Still another tour de force is "Two Sadnessses," written in a voice that is a combination of A. A. Milne and Kenneth Grahame. While Effinger's voice was uniquely his own, he certainly possessed an uncanny knack for ventriloquism. Readers who are encountering these stories for the first time will be swept away by Effinger's sensibility. Longtime fans will relish the introductions and memory pieces by such well-known writers as Neal Barrett Jr., Michael Bishop, Jack Dann, Bradley Denton, Gardner Dozois, Neil Gaiman, Richard Gilliam, Lawrence Person, Mike Resnick, Howard Waldrop, Pamela Sargent, George Zebrowski, and of course, Barbara Hambly, Effinger's literary executrix. This book is truly a labor of love. There is an elegiac quality to many of the introductions to these stories — the expected sense of loss of what Effinger might have written had he lived longer, a sense of appreciation for what remains of his work, and real sense that these friends feel deprived of the pleasure of his company, even when he was bumming cab fare. Effinger once said that his favorite word was "terrific," and that he had his characters use it as often as possible. It seems appropriate to use it in speaking of this book. Terrific work, Mr. Effinger, just terrific.

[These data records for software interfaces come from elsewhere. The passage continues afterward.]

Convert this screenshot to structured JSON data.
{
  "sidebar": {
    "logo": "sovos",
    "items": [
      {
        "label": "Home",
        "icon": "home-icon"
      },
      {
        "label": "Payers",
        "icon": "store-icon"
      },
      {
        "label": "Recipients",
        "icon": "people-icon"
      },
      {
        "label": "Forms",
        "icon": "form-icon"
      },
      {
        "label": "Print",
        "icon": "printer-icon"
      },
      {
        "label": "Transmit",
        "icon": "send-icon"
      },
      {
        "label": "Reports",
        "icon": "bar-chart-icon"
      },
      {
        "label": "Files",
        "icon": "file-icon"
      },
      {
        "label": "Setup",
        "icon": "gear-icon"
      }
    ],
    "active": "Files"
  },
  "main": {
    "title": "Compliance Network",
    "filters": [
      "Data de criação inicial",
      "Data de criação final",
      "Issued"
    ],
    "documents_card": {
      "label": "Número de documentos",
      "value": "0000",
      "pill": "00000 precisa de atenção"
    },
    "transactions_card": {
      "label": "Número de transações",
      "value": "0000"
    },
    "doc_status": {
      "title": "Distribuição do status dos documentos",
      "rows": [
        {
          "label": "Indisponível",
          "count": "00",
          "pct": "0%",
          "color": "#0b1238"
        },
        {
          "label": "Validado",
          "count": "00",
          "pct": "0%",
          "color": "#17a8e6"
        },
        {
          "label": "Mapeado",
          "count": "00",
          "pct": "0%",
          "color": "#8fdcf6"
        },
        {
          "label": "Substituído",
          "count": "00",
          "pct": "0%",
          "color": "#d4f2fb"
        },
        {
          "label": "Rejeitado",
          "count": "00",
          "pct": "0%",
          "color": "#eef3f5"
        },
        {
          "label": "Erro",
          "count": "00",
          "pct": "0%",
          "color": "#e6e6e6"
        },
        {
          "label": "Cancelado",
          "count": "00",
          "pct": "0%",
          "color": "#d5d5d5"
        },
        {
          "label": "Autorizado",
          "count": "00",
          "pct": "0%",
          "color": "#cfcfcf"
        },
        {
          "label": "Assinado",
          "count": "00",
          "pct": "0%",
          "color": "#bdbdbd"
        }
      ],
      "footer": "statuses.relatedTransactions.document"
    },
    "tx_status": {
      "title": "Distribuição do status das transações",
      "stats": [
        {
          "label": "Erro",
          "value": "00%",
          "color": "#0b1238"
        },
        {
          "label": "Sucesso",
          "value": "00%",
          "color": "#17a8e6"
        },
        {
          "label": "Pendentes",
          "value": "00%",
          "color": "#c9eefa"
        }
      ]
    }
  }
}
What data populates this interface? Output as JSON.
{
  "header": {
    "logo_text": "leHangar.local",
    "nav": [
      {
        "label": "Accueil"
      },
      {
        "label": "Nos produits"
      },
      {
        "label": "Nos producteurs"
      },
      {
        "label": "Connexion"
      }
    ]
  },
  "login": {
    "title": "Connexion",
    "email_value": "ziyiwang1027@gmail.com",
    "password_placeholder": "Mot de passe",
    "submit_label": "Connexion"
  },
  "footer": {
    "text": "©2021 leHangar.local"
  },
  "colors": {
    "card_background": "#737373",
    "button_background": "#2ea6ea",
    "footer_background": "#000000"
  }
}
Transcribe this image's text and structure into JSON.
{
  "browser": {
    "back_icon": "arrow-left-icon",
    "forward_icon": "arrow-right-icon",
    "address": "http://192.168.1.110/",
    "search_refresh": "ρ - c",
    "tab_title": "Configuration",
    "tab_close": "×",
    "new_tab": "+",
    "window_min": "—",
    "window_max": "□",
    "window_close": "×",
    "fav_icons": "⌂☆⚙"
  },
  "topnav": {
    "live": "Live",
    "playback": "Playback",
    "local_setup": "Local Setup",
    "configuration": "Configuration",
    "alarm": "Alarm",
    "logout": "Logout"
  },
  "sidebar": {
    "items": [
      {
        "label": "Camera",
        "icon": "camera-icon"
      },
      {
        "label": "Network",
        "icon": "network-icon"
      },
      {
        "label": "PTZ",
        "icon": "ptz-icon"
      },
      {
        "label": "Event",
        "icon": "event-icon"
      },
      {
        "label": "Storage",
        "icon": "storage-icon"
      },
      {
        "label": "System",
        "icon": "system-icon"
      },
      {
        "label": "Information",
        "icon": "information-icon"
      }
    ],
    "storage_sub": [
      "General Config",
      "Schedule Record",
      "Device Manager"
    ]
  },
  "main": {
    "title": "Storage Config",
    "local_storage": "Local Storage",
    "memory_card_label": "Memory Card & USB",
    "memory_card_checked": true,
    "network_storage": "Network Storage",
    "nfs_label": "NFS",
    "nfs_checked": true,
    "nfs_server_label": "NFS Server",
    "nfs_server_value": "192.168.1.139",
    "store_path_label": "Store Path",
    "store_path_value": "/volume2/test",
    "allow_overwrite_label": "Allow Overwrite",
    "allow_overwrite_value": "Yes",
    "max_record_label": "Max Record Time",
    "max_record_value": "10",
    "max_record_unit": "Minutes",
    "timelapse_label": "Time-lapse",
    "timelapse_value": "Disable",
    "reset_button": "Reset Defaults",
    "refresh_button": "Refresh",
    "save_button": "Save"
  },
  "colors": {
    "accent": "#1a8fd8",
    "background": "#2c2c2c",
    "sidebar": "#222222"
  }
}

— Susan Larson, Book Editor, New Orleans Times-Picayune, Sunday, July 31, 2005